Those borrowed funds would have kept the Social Security
viable for at least several more decades.
Legislatures should have left that trust fund intact.

The legislatures should also remember that senior
citizens constitute one of the largest voting blocks,
and we DO vote.
It is not an idle threat, but a promise that any
legislature that votes to mess with Social Security
payments will not be reelected.

Bob Tyler
November 11, 2012 at 1:34 pm

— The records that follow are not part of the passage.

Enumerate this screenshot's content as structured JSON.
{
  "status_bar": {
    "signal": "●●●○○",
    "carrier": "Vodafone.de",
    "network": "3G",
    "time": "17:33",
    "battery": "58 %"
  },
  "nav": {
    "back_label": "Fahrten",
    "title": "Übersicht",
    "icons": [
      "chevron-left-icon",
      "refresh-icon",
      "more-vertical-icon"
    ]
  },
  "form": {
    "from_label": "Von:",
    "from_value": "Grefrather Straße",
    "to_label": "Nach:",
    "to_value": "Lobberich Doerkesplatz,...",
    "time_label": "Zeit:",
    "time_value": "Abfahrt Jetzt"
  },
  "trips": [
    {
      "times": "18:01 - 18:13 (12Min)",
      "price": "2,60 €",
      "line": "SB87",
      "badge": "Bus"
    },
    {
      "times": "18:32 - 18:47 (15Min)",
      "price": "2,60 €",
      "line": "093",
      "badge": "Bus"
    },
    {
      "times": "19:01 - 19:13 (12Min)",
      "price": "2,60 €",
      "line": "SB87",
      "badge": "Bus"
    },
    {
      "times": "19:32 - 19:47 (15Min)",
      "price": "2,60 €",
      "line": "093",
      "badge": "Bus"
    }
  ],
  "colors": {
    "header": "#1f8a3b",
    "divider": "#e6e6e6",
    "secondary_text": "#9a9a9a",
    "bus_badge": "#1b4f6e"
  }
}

The United States Government have used our money for wars..welfare..and illegals in this country for years without ever asking and now they call it an intitlement...They never have paid back any money taken from this fund..Carter brought all the Mongs here and gave them full Social Security while people who worked here all their lives get less..The Congress gives themselves raises from it and the Senate does the same so much Government waste..Stop giving money to the world and take care of America...While there is a Country left, let the world fight its own battles..Take care of America and our people first.

Mitchell Kidd Sr.
November 11, 2012 at 12:23 pm

SOCIAL SECURITY WAS A TRUST FUND FOR THE PERSON WHO PAID INTO HIS OR HER ACCOUNT THAT IS WHY WE HAVE SOCIAL SECURITY CARDS

THE PEOPLE WHO HAVE PAID INTO THIS ACCOUNT SHOULD BE FILEING A ANTITRUST SUIT AGAINST THE PEOPLE WHO VIOLATED THIS
TRUST. THERE WAS SURPLUS MONEY IN THESE ACCOUNTS UNTIL THE
POLITCIANS DECIDED IT WAS THIER MONEY AND ROBBED THESE ACCOUNTS
SO LET US DO WHAT SHOULD HAVE BEEN DONE YEARS AGO AND
FILE A CIVIL SUIT TO RECLAIM OUR MONEY FROM THE OVER
PAID POLITTCIANS WHO HELP STEAL OUR MONEY

SOCIAL SECURITY IS NOT AN INTITLEMENT

Jim
November 11, 2012 at 12:00 pm

People that paid into the social security trust fund for 40 plus years actually receive back ALL of the money that they paid into the social security trust fund within the first 3 years of receiving the monthly annuity. Without a reduction to benefits being paid out, the system will go BANKRUPT. I vote to pay back every penny that an annuitant paid into the system within 3 years, and then reduce the benefit based on an income/earnings test. There are many social security beneficiaries also receiving pensions. Those who do not should continue to receive a SS benefit, but it shooud be reduced after they get back what they paid into the system.

kenwayne
November 11, 2012 at 11:55 am

I am on SSD because of a traffic accident that included brain injury. Yes I can do a lot of things and have tried to work a number of places but left go only because I cannot do things fast enough for the employers. Financially I cannot start a business of my own. It would be great to have a position that allows for disabilities and still pays wages that are up to the standards of this economy.

Kraig Miller
November 11, 2012 at 11:44 am

kmil

I have worked over 40 years and paid into Social Security and earned my money. I did not decide to provide SS funds to people who have not earned it and have filed false disabiltiy claims to recieve funds. Since the mid 60's when the government decide too put SS in the general fund it has used SS as it personel bank. If they would reimburse SS it would not be in danger of becoming insolvent. While our elected officials depend on the hardworking tax payer for there retiremenent they have no vested interest in keeping SS intact